A report published by the National Audit Office on the CQC’s performance reveals how the CQC is searching through ‘around 6,000’ patient comments each month on websites including NHS Choices, Patient Opinion and its own site.
The CQC uses the negative comments – which includes all healthcare providers – to ‘identify risk in intelligent monitoring reports’, which ultimately contributes to how GP practices are prioritised for inspection, the report said.
When the CQC introduced intelligent monitoring for GP practices last November, the regulator did not state that it would use website posts, saying it would be based on QOF, the GP patient survey, HSCIC indicator portal, hospital episode statistics and an analysis of electronic prescribing analysis and costs.
And last year, the CQC’s chief inspector of general practice, Professor Steve Field, said the CQC put little stock into comments on patient websites, claiming that failing GP practices were creating false accounts and posting positive reviews on NHS Choices before their CQC inspection.
But the NAO’s report, published this week, stated: ‘Each month the Commission manually codes around 6,000 comments from the public on websites like NHS Choices, Patient Opinion and its own Share Your Experience.
‘It uses negative comments to identify risk in intelligent monitoring reports. Even at these volumes there are many providers with few or no comments, particularly for adult social care and GPs.’

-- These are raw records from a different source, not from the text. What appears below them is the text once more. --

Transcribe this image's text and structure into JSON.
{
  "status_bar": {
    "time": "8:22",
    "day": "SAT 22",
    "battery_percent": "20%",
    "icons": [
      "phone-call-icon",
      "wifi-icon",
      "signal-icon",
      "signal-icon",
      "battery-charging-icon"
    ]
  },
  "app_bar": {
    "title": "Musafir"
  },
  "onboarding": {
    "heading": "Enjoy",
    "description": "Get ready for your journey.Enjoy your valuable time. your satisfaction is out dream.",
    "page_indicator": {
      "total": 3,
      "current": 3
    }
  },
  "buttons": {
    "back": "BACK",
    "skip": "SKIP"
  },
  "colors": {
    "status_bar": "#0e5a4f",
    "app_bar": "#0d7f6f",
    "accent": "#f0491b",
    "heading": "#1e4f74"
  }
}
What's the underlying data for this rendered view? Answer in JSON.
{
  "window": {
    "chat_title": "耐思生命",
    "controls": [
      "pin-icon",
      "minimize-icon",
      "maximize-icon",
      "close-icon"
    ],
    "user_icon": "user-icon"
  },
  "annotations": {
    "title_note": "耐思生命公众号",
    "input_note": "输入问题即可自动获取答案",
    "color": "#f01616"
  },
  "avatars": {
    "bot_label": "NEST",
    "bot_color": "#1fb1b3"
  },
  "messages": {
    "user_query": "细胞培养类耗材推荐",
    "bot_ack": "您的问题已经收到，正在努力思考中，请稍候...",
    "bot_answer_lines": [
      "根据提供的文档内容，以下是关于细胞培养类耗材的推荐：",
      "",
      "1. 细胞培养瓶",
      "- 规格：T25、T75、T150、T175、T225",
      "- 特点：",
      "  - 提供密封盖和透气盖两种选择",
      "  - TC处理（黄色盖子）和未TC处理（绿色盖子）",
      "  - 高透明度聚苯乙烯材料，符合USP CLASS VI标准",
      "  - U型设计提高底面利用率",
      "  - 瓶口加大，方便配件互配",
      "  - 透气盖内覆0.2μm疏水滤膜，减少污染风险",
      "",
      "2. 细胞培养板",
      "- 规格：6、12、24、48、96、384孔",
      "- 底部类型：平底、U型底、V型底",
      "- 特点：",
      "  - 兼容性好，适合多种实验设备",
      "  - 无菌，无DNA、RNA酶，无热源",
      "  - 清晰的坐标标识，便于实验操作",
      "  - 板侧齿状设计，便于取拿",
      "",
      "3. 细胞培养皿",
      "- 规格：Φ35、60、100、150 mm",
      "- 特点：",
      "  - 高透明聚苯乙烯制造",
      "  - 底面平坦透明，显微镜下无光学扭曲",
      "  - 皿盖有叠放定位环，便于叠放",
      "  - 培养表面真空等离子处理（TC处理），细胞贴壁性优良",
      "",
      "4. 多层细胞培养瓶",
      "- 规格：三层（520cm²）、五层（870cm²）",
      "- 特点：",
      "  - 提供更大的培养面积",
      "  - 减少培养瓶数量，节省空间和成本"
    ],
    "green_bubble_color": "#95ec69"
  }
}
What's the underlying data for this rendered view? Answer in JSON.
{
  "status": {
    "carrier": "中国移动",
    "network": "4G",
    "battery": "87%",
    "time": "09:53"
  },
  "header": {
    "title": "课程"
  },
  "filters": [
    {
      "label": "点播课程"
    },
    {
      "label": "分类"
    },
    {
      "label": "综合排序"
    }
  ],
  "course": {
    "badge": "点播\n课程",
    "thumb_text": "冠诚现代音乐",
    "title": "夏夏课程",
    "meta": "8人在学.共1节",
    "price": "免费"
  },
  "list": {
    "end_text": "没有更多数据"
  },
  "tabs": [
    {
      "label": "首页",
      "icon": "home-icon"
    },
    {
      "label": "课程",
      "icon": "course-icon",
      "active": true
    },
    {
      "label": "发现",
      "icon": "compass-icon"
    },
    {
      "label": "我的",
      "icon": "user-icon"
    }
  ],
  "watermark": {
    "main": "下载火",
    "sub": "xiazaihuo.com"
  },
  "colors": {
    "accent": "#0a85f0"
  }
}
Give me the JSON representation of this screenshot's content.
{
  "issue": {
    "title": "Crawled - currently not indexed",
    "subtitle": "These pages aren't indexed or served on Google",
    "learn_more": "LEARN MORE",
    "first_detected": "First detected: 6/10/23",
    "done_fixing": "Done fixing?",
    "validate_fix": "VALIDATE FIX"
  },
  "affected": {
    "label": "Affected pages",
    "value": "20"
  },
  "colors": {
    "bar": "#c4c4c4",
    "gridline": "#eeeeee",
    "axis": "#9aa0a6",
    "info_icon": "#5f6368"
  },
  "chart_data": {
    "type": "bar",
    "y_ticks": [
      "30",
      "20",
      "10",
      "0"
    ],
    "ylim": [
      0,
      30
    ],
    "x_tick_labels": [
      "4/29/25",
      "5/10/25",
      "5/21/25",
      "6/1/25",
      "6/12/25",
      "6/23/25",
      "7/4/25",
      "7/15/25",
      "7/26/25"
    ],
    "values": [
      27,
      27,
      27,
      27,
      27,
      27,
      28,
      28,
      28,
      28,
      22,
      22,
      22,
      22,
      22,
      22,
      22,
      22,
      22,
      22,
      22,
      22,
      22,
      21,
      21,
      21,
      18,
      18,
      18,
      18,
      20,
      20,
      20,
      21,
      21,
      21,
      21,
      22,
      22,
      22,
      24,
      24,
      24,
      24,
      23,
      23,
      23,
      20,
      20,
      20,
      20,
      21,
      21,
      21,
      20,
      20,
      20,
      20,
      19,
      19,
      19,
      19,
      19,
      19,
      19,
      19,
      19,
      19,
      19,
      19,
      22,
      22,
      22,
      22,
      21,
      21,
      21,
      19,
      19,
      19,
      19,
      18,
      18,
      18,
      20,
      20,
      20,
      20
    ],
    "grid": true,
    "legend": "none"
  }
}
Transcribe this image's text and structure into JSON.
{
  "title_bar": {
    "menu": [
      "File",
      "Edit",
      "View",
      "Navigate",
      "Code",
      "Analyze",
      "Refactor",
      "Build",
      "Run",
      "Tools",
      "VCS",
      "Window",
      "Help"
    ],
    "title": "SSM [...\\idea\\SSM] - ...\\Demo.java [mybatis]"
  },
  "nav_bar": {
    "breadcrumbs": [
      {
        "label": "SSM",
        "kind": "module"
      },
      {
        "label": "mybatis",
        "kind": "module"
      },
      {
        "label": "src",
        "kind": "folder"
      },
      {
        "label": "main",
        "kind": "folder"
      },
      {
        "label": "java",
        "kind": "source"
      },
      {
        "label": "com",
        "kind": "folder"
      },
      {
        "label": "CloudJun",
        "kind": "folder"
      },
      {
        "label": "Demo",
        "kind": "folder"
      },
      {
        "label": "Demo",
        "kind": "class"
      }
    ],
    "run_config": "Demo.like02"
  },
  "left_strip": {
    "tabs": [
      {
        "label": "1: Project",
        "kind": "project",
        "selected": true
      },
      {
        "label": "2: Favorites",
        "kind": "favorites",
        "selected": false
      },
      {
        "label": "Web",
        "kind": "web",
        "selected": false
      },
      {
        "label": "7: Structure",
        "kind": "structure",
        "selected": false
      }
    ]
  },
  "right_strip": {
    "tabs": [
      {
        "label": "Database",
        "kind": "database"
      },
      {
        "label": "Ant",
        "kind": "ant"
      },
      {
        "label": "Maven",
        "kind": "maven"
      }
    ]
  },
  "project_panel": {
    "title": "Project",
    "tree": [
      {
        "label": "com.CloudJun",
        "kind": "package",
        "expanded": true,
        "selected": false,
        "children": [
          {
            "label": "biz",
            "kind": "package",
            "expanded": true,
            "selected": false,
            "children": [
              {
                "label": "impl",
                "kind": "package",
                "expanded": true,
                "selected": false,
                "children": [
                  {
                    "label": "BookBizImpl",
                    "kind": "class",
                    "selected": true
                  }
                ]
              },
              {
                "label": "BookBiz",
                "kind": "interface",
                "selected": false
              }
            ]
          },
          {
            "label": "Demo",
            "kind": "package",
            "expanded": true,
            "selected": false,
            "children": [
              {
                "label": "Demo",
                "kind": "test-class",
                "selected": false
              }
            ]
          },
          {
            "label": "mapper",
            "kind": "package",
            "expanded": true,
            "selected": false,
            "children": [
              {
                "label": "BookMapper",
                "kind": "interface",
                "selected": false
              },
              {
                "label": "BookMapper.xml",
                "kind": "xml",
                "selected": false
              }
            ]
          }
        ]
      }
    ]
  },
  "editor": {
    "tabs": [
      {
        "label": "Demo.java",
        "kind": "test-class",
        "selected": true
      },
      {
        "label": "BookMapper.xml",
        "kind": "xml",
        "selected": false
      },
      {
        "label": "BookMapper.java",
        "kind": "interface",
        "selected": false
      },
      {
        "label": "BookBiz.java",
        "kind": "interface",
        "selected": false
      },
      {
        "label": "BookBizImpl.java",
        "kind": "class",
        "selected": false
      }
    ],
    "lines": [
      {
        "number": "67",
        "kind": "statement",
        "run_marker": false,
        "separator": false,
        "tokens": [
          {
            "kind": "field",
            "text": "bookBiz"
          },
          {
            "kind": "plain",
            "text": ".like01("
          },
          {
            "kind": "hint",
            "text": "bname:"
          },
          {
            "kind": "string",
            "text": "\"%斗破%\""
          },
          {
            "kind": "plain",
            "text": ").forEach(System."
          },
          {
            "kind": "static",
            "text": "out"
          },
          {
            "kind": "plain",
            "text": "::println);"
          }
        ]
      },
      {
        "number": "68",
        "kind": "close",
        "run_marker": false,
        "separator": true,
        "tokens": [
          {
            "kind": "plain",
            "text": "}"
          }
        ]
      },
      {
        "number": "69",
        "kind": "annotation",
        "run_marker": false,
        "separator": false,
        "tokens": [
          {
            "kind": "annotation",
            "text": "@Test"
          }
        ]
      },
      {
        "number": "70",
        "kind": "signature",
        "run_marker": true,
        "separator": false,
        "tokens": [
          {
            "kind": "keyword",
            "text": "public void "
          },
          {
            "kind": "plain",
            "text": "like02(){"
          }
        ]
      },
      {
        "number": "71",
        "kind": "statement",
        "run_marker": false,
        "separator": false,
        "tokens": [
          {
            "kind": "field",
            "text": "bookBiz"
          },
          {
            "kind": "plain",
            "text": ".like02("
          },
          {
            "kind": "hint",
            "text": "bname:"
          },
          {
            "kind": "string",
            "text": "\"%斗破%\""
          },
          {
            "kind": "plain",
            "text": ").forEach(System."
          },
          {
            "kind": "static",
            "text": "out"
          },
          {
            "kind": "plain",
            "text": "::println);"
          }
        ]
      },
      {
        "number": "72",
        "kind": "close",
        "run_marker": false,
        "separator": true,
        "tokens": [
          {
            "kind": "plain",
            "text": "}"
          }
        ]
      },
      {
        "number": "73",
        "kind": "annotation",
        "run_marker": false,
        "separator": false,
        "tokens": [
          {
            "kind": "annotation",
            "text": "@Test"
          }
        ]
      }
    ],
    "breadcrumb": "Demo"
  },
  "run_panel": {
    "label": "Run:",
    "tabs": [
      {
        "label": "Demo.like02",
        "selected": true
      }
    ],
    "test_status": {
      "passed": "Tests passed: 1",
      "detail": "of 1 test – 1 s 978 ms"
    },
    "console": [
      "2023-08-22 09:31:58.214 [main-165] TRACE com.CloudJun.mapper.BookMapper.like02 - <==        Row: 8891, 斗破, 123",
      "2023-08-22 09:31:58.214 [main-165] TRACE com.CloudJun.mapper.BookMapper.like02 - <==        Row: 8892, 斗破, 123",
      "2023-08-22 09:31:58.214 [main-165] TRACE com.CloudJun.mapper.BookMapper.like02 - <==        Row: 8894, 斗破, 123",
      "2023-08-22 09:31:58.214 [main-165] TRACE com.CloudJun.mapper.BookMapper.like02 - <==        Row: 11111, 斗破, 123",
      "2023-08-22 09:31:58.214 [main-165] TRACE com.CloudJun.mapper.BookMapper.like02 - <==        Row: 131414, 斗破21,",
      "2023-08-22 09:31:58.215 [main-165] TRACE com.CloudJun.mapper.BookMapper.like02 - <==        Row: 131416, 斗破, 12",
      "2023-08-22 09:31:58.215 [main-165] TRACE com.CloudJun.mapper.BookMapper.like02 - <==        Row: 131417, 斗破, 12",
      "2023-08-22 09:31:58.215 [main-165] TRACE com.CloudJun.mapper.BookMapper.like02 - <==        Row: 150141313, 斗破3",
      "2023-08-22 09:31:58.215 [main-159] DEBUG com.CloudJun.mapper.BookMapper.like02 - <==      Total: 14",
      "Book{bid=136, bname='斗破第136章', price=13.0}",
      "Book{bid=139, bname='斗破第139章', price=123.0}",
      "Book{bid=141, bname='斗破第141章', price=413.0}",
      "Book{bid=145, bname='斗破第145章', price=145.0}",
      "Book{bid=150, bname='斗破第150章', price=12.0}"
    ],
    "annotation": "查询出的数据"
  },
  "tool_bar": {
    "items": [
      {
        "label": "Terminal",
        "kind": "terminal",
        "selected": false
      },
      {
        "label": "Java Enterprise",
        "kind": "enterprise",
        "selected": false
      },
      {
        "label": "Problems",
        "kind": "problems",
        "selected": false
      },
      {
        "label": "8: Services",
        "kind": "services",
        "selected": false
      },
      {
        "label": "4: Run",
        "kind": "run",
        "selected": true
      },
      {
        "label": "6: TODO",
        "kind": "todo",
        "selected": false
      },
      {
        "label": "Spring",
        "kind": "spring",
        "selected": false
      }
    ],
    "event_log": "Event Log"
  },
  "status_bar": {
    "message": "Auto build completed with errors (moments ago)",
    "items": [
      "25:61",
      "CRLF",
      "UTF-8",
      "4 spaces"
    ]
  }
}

The CQC’s GP intelligent monitoring scheme became marred in controversy after the regulator admitted that there was errors with the data it had used, and was forced to make revisions to the indicators.
In March this year, the CQC bowed to intense pressure from the GPC and RCGP to drop the ‘risk banding’ element of its intelligent monitoring scheme – after the regulator conceded that it recognised the public would have perceived the publication of the ‘risk bandings’ as a judgement of the quality of care.
The CQC has recently said that practices’ intelligent monitoring reports will be updated later in the summer, after the regulator insisted that it will change the language it has previously used ‘so that it does not imply a risk to patient safety.’
Dr Rob Barnett, secretary for Liverpool LMC told Pulse that if the CQC is going to gather negative comments on practices, it should include positive comments too, otherwise the process risks giving a false impression of the provider.
He added: ‘I think that if the CQC are specifically looking for patient comments, I would be hoping that they would be weighing negative against positive. It’s like Trip Advisor – if you look on NHS Choices, you do get positive comments and negative comments.
‘But the positive comments should outweigh the negative ones, because people often find it easy to put negative comments – but people go out of their way to put positive comments – so I believe that positive comments actually have more validity than negative ones.
‘If the CQC is only interested in one set of comments, I think it’s giving a false impression of the situation. I found nothing intelligent about CQC intelligent monitoring; it’s an abuse of the word intelligent.’
The NAO report also said that the CQC had ‘underestimated how long it would take to train staff and carry out inspections’ under its new inspection regime – which has subsequently seen the regulator defer the initial date it had planned to inspect all GP practices by nearly eight months to 1 October 2016.